WHAT NEEDS TO BE DONE —
Your task is to copy every line of the entries that contains "text".

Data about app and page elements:
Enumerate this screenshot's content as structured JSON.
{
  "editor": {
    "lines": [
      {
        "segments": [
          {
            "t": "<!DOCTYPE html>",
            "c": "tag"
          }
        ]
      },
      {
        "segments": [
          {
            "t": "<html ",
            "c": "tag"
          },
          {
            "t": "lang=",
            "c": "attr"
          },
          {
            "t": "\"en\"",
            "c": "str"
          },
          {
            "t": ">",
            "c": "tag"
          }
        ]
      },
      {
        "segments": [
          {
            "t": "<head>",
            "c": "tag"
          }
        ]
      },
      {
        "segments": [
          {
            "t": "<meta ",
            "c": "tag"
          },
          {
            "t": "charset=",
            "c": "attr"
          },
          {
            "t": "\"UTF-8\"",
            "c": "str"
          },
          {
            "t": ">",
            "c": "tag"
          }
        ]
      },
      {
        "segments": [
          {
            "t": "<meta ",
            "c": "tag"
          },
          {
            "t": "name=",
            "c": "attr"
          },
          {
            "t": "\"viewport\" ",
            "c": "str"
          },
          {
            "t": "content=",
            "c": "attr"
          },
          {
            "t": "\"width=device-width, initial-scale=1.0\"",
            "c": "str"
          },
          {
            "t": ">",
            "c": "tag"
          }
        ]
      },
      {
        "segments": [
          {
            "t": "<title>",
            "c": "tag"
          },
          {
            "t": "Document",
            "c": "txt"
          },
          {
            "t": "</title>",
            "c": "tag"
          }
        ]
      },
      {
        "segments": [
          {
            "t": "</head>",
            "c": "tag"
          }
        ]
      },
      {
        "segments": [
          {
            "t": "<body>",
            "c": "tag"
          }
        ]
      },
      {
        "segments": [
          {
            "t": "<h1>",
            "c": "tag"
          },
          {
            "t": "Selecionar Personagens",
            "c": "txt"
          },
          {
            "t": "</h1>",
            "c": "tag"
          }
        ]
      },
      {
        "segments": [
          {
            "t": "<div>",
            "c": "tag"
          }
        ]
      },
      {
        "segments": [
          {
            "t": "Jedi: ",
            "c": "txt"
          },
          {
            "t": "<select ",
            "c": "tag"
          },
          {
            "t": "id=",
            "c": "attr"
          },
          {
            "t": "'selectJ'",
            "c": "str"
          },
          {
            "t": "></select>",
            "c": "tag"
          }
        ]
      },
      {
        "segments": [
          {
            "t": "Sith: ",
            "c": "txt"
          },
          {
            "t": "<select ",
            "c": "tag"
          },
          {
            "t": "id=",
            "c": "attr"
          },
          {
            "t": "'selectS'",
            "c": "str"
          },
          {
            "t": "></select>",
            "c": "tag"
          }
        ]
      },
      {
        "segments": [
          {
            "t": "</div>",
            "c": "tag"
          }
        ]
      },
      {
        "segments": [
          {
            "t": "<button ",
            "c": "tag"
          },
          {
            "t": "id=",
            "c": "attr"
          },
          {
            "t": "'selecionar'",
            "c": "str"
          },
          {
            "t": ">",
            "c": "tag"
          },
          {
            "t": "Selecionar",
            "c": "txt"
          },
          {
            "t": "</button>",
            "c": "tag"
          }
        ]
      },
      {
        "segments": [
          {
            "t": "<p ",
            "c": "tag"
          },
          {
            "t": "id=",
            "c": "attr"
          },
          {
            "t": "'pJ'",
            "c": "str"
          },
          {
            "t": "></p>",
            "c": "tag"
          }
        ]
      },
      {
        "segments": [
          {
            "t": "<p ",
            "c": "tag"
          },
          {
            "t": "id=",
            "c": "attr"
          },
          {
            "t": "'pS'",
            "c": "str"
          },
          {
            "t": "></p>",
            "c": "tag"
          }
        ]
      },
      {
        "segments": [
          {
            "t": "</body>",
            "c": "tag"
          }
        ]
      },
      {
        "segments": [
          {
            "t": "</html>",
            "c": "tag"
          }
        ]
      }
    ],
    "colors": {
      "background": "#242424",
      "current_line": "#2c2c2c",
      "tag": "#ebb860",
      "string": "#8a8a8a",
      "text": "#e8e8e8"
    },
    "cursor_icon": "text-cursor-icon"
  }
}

EXPECTED ANSWER —
      "text": "#e8e8e8"
    "cursor_icon": "text-cursor-icon"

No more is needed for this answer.